India had been confident a full-blown war would not commence, having made little preparations for such an event.
While India deployed two divisions, the Chinese already had three regiments posted, having already disabled Indian communications lines – cutting contact with their headquarters.
A series of tactical blunders throughout the war, which lasted from October until November, put India on the backfoot.
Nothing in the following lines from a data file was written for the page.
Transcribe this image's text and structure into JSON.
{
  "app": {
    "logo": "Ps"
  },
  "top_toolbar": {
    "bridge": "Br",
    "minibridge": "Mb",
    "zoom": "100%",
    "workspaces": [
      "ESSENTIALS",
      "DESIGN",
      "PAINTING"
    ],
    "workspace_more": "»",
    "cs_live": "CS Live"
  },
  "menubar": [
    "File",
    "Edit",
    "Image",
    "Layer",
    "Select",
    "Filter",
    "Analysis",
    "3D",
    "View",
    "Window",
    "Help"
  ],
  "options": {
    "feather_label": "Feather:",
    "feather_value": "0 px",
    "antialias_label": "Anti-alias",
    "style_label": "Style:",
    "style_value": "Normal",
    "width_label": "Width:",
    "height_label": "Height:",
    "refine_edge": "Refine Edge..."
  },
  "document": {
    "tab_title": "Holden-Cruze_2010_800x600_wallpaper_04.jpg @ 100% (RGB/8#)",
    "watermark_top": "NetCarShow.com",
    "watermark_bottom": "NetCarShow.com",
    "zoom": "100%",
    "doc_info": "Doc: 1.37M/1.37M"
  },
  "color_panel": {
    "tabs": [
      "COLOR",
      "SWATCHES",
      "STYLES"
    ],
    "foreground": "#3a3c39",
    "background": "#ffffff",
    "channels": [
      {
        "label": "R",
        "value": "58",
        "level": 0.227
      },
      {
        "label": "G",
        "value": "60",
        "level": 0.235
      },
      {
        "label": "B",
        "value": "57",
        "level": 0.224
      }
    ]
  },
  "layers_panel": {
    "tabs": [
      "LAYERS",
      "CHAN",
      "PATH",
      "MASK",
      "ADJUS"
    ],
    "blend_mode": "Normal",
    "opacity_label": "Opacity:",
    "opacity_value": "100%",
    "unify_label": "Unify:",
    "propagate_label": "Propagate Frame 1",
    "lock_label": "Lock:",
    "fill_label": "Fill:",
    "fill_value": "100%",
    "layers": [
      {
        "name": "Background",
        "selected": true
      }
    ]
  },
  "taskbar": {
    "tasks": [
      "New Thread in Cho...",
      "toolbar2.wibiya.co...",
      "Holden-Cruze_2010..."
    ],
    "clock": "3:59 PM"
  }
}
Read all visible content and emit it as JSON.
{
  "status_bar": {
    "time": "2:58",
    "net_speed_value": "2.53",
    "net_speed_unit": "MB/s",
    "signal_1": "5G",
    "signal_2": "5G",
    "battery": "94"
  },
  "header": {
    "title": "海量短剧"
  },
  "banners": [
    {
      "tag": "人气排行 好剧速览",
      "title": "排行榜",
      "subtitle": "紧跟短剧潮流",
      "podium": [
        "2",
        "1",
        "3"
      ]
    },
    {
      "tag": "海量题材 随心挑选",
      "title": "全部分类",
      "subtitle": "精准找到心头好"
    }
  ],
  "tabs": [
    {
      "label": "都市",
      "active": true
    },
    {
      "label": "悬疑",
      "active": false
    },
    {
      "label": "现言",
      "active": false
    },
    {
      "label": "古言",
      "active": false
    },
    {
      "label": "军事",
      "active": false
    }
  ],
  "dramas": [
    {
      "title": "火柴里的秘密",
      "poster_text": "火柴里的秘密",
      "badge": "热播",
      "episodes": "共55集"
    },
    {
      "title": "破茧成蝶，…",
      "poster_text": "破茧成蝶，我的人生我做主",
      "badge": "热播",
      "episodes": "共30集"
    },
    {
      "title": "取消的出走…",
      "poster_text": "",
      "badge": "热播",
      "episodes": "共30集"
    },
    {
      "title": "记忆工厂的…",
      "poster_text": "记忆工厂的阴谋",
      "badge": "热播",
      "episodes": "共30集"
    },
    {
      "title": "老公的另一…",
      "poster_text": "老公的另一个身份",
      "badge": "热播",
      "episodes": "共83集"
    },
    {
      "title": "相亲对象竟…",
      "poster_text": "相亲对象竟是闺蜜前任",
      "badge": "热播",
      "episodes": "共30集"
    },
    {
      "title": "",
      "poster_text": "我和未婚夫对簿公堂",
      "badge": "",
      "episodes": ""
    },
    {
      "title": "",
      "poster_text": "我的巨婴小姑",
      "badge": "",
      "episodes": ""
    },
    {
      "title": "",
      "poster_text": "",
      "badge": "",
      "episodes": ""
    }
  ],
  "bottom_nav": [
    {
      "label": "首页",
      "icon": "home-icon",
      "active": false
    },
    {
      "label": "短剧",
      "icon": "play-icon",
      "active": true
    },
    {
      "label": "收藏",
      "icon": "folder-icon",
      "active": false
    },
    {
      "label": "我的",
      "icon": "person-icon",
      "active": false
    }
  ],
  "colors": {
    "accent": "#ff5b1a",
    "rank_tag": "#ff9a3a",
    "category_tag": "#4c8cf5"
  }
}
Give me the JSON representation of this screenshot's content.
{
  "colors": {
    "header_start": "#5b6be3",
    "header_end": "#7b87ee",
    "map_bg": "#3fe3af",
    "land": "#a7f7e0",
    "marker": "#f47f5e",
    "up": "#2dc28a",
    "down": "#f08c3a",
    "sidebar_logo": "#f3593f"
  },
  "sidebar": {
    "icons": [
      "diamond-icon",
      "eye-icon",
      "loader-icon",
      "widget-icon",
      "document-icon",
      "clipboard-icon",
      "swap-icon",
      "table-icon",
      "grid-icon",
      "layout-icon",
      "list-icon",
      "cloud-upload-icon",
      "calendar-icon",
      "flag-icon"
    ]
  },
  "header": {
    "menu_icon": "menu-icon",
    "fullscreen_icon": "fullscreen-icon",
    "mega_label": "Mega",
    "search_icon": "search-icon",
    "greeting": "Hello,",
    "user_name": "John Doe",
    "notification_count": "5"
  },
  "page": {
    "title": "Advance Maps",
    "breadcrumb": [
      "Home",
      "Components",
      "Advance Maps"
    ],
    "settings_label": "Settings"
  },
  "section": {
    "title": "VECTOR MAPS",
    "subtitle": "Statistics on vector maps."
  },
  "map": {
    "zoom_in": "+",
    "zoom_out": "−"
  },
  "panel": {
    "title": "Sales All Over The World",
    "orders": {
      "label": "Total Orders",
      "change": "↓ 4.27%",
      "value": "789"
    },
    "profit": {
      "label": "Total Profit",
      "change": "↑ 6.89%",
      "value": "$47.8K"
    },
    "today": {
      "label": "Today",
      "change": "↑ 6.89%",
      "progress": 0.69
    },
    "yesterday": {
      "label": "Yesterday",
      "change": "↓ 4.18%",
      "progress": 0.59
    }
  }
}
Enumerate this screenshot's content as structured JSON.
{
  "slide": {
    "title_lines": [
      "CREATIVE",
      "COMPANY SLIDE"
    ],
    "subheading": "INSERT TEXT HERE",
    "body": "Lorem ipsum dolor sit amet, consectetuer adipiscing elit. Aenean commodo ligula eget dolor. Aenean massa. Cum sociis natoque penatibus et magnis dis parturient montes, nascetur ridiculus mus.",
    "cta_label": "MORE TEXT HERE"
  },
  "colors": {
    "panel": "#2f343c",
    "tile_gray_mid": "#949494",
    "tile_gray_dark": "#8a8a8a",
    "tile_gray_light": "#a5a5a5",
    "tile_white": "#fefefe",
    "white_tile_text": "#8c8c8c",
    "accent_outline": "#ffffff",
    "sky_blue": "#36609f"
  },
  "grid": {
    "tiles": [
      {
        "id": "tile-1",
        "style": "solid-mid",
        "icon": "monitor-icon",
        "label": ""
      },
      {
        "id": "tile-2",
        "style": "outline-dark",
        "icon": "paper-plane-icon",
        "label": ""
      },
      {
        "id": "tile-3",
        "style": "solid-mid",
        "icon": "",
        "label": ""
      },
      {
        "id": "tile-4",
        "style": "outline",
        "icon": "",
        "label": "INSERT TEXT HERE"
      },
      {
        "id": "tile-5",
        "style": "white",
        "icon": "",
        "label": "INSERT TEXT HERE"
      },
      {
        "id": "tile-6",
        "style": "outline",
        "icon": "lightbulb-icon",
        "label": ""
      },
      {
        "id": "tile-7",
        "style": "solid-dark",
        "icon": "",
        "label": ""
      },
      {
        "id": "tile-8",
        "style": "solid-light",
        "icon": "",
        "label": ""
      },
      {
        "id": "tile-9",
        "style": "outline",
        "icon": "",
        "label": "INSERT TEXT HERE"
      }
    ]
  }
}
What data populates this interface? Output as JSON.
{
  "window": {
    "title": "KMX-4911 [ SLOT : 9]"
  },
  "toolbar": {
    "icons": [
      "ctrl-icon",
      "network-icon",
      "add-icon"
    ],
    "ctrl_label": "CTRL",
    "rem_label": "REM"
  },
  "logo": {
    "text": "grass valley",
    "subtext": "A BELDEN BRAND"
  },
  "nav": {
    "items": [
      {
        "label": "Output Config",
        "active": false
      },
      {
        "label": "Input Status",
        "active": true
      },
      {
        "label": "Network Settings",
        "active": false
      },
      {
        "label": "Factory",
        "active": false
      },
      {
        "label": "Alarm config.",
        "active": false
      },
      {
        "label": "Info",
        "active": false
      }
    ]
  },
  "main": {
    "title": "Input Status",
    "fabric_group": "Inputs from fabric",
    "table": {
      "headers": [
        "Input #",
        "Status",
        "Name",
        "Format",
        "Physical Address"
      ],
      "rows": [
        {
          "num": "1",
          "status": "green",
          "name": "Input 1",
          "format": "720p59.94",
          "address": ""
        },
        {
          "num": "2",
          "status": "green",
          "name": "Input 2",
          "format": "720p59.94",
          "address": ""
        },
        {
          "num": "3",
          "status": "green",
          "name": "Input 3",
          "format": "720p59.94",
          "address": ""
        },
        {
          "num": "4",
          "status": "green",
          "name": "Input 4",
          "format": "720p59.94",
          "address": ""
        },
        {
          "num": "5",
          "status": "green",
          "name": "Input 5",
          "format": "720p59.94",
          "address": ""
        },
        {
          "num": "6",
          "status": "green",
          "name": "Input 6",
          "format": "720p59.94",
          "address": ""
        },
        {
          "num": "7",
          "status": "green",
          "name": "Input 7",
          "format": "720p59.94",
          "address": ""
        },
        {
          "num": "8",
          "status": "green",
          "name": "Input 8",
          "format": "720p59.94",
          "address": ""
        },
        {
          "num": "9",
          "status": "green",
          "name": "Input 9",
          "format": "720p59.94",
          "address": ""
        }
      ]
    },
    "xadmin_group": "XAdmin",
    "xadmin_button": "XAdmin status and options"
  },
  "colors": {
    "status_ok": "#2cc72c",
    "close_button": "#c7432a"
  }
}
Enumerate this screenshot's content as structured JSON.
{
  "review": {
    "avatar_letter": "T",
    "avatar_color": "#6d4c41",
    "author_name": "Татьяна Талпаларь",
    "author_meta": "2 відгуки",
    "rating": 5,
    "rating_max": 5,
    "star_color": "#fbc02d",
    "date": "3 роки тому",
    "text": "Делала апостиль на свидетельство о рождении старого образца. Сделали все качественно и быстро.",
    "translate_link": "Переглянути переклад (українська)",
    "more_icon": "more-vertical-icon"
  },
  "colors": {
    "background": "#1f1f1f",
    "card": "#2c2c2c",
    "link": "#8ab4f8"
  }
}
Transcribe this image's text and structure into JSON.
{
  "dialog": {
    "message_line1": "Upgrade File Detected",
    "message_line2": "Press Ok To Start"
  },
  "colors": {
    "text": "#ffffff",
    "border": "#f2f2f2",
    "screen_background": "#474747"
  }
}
On November 19, 1962, China reached the area in which it claimed, and on doing so declared a unilateral ceasefire.